Le sigh. If you want to be treated professionally, act professional. The file format doesn’t enter into it. Decode the PDFs. OCR the images. Read the data with your eyes. And if a person doesn’t know how to do those things then there are people in the community that do.

And this is not an academic debate. As a researcher or security journalist this is part of your job description.


#17

it really seems like people want to conflate posting the information itself with simply copying a link to it into an IRC chatroom. the damage had already been done by someone else before barrett brown came along. someone other than barrett brown put the cache of documents online. he simply pointed to it and asked for help analyzing it’s contents.

in order to point at a scrubbed copy of the cache he would have had to first produce a scrubbed copy (which takes time and resources that, as an independent journalist, he may not have had) and then put that copy of the cache online (which as previously mentioned is even MORE legally dubious than sharing a link).

and it’s not like he published the link in a story or anywhere else on the web that made it easier for people to find the cache - he shared the link in an IRC chatroom. only the people who were in the chatroom would have seen it.

edited to add: in fact, boingboing themselves have publicly linked to the docs, and they’ve done so on the web. i don’t see you bemoaning their actions.


#18

Do you expect them to pay in cash? There are only a few options and checks are on their way out.


#19

Bitcoins?
[ducks and covers]

(Really, BTC have no issues with leaked user databases, unlike creditcards.)
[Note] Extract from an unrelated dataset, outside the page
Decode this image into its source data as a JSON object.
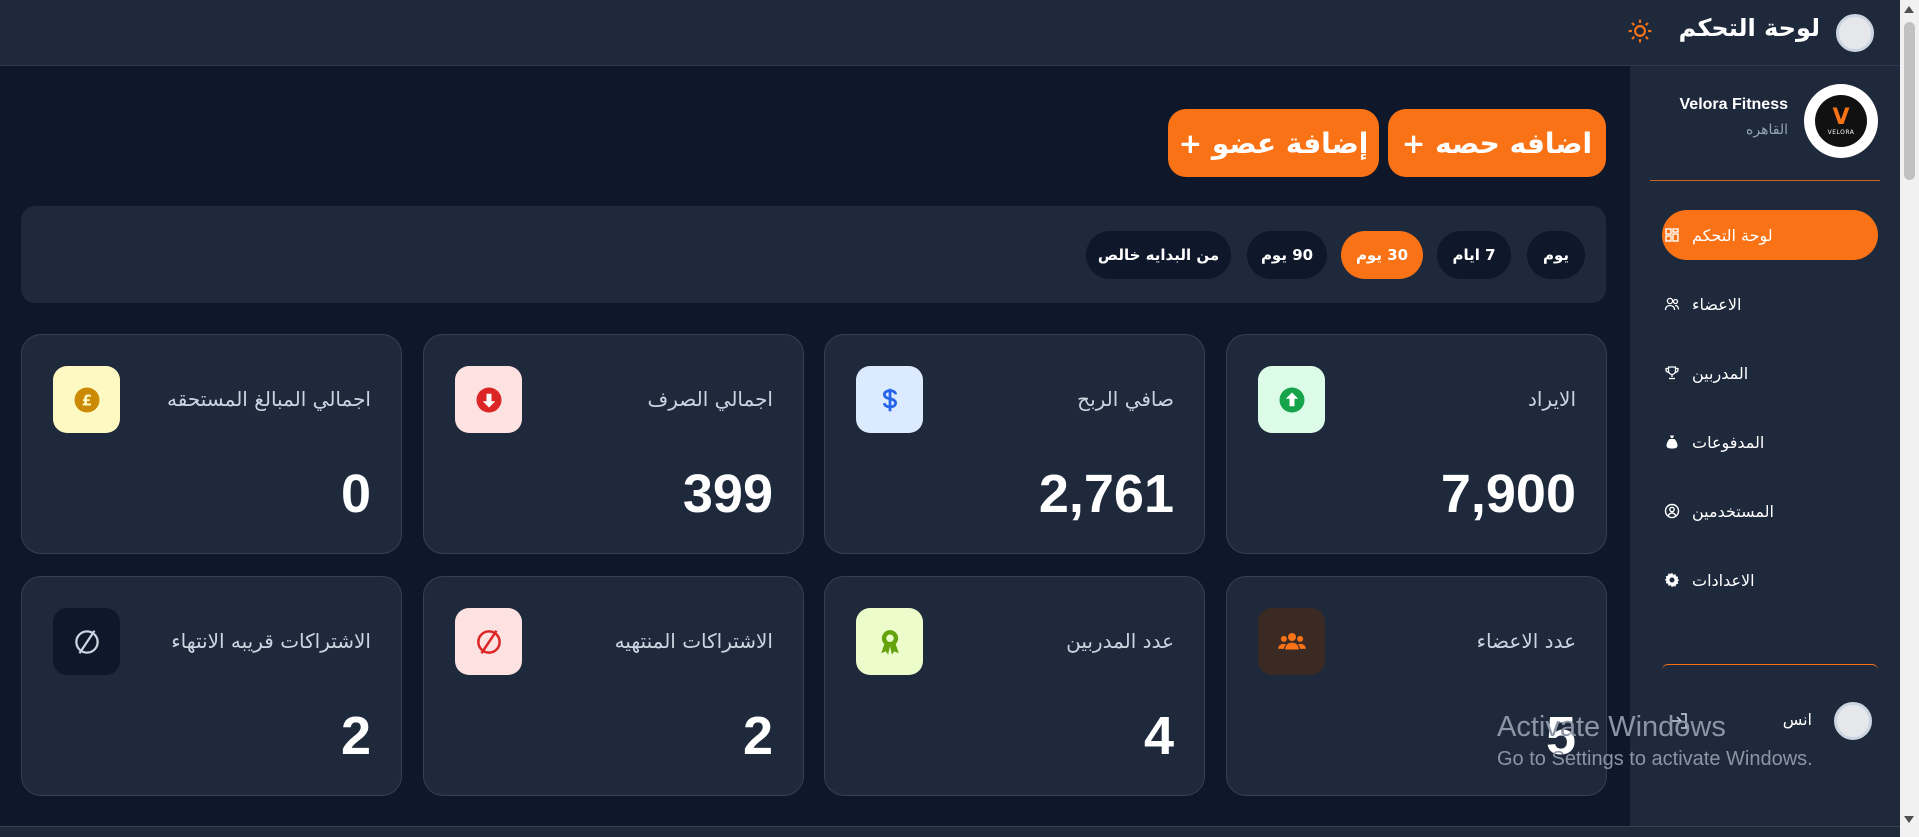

#20

not physical cash, but certainly actual money rather than credit. maybe transfer the funds into the contractor’s account.